(Excerpted data begins)
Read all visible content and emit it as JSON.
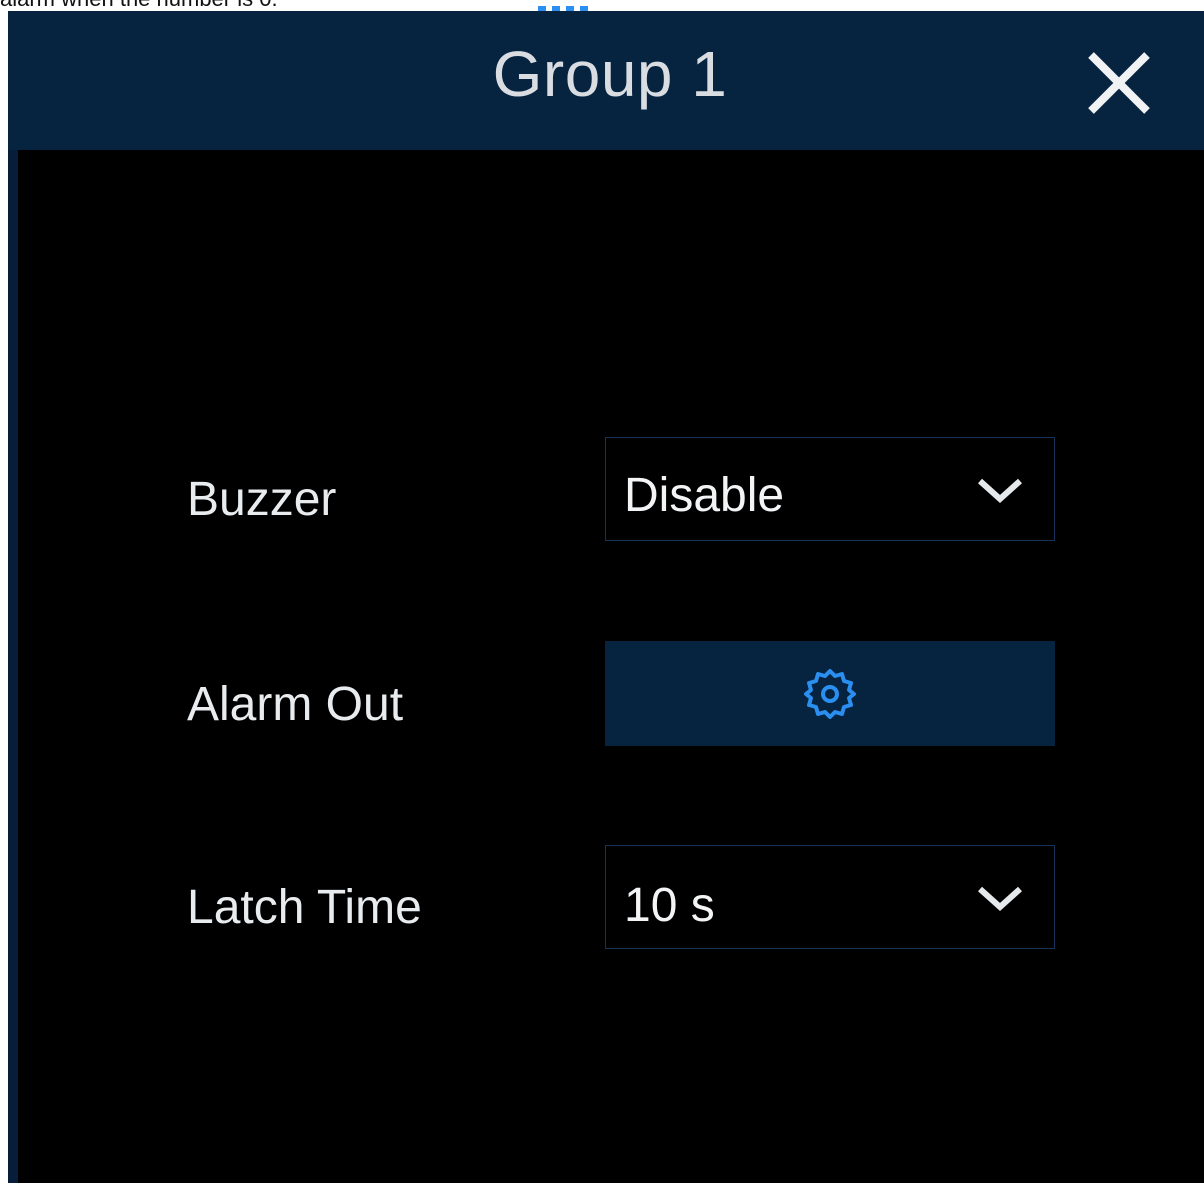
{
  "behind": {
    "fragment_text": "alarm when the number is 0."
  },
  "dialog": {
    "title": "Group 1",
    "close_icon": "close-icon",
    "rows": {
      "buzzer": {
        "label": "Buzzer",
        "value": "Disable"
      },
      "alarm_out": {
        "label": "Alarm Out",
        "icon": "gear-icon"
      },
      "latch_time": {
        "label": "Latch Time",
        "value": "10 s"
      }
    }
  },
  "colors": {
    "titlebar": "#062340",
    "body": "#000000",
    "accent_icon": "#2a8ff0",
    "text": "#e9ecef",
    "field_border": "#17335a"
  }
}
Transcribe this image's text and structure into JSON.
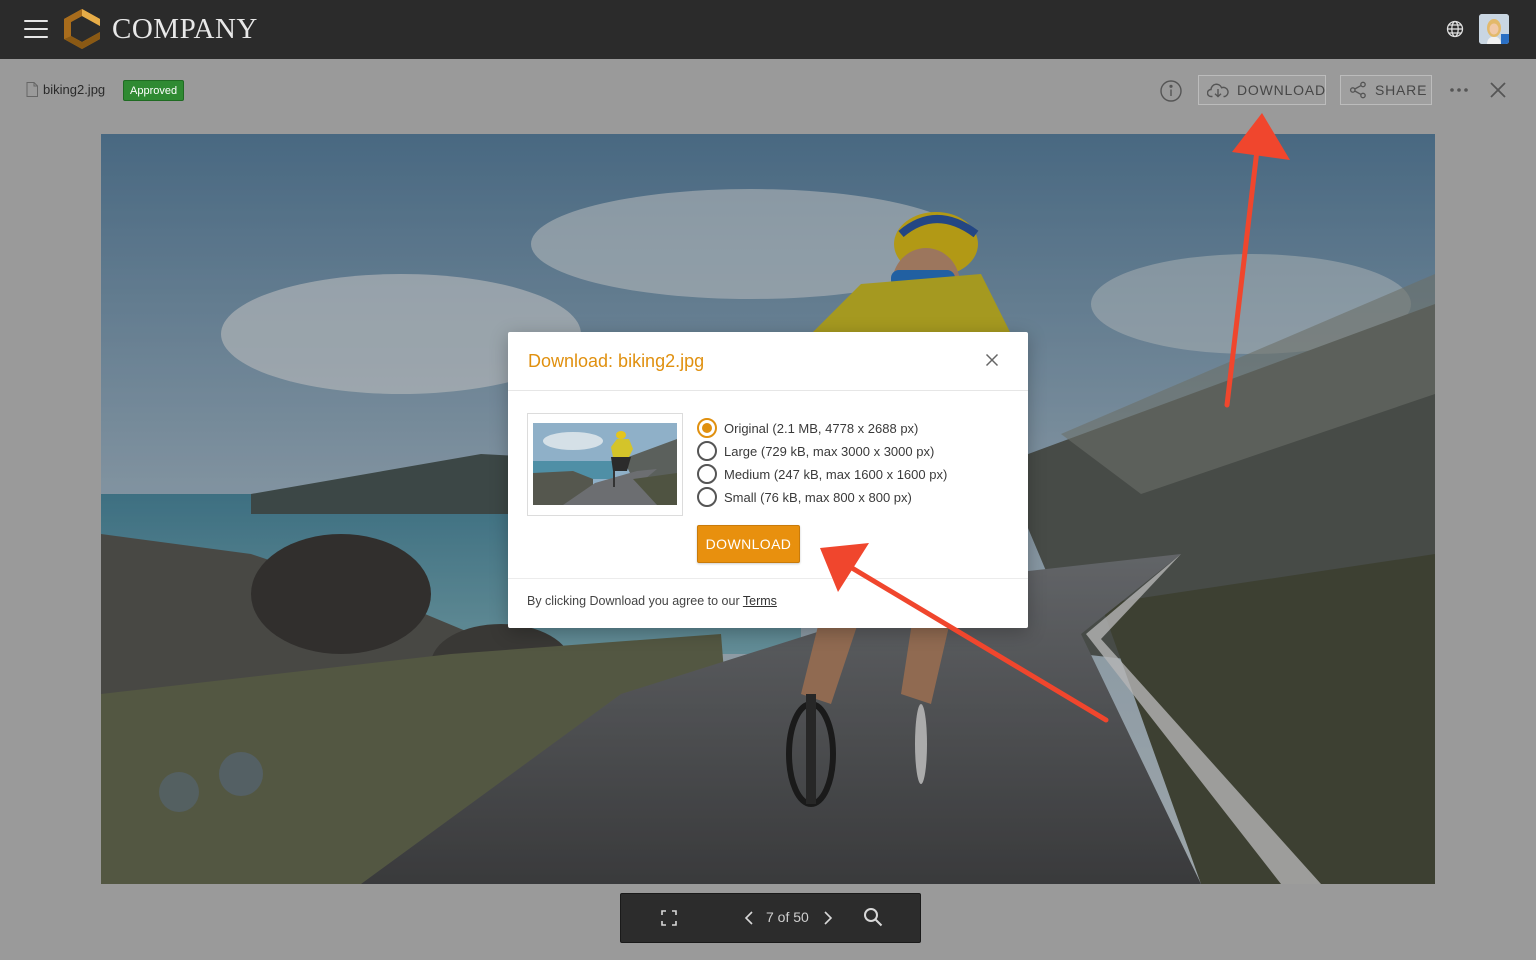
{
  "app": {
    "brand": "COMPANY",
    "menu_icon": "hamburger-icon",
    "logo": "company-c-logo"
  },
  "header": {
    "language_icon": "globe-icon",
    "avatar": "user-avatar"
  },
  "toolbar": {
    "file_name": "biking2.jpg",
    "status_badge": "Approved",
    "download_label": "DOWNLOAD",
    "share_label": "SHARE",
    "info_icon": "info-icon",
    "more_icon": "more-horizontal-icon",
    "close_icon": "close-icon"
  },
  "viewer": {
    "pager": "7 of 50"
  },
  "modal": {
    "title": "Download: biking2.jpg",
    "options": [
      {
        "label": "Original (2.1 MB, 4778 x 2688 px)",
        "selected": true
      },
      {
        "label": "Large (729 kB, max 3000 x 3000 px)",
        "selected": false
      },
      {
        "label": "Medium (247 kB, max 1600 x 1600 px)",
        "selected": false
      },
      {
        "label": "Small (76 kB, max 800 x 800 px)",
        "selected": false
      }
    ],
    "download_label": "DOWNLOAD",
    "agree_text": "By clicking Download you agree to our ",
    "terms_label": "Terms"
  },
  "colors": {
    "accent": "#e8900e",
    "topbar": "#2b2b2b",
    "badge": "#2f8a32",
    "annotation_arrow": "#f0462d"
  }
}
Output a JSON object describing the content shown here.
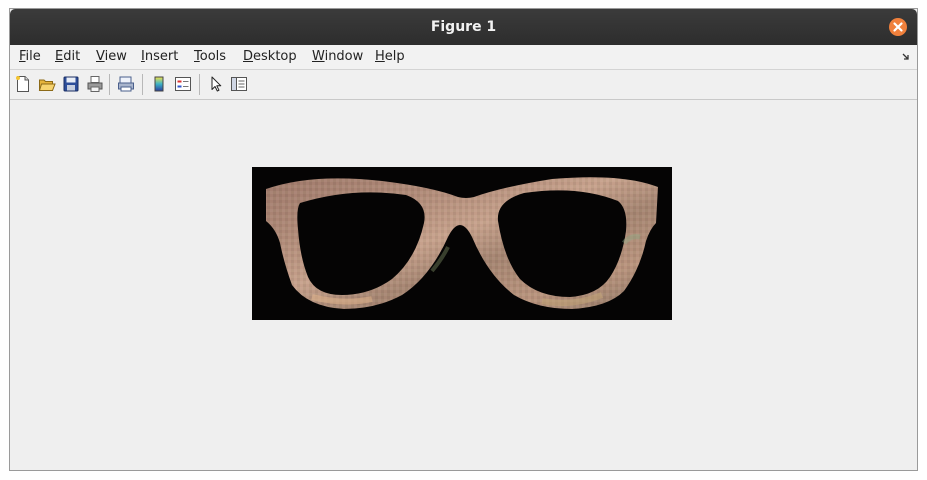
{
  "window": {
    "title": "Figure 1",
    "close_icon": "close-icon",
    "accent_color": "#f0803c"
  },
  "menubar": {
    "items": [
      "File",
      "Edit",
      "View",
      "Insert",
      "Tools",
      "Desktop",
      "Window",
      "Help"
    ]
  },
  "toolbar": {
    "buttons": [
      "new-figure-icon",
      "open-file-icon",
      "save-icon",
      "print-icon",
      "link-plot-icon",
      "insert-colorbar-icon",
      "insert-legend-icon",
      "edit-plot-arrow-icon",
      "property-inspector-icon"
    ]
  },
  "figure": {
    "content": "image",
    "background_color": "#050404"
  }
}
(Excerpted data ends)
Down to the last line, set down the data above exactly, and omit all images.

▸ Answer section:
Read all visible content and emit it as JSON.
{
  "behind": {
    "fragment_text": "alarm when the number is 0."
  },
  "dialog": {
    "title": "Group 1",
    "close_icon": "close-icon",
    "rows": {
      "buzzer": {
        "label": "Buzzer",
        "value": "Disable"
      },
      "alarm_out": {
        "label": "Alarm Out",
        "icon": "gear-icon"
      },
      "latch_time": {
        "label": "Latch Time",
        "value": "10 s"
      }
    }
  },
  "colors": {
    "titlebar": "#062340",
    "body": "#000000",
    "accent_icon": "#2a8ff0",
    "text": "#e9ecef",
    "field_border": "#17335a"
  }
}
Transcribe this image's text and structure into JSON.
{
  "app": {
    "brand": "COMPANY",
    "menu_icon": "hamburger-icon",
    "logo": "company-c-logo"
  },
  "header": {
    "language_icon": "globe-icon",
    "avatar": "user-avatar"
  },
  "toolbar": {
    "file_name": "biking2.jpg",
    "status_badge": "Approved",
    "download_label": "DOWNLOAD",
    "share_label": "SHARE",
    "info_icon": "info-icon",
    "more_icon": "more-horizontal-icon",
    "close_icon": "close-icon"
  },
  "viewer": {
    "pager": "7 of 50"
  },
  "modal": {
    "title": "Download: biking2.jpg",
    "options": [
      {
        "label": "Original (2.1 MB, 4778 x 2688 px)",
        "selected": true
      },
      {
        "label": "Large (729 kB, max 3000 x 3000 px)",
        "selected": false
      },
      {
        "label": "Medium (247 kB, max 1600 x 1600 px)",
        "selected": false
      },
      {
        "label": "Small (76 kB, max 800 x 800 px)",
        "selected": false
      }
    ],
    "download_label": "DOWNLOAD",
    "agree_text": "By clicking Download you agree to our ",
    "terms_label": "Terms"
  },
  "colors": {
    "accent": "#e8900e",
    "topbar": "#2b2b2b",
    "badge": "#2f8a32",
    "annotation_arrow": "#f0462d"
  }
}
Output a JSON object describing the content shown here.
{
  "window": {
    "title": "Figure 1",
    "close_icon": "close-icon",
    "accent_color": "#f0803c"
  },
  "menubar": {
    "items": [
      "File",
      "Edit",
      "View",
      "Insert",
      "Tools",
      "Desktop",
      "Window",
      "Help"
    ]
  },
  "toolbar": {
    "buttons": [
      "new-figure-icon",
      "open-file-icon",
      "save-icon",
      "print-icon",
      "link-plot-icon",
      "insert-colorbar-icon",
      "insert-legend-icon",
      "edit-plot-arrow-icon",
      "property-inspector-icon"
    ]
  },
  "figure": {
    "content": "image",
    "background_color": "#050404"
  }
}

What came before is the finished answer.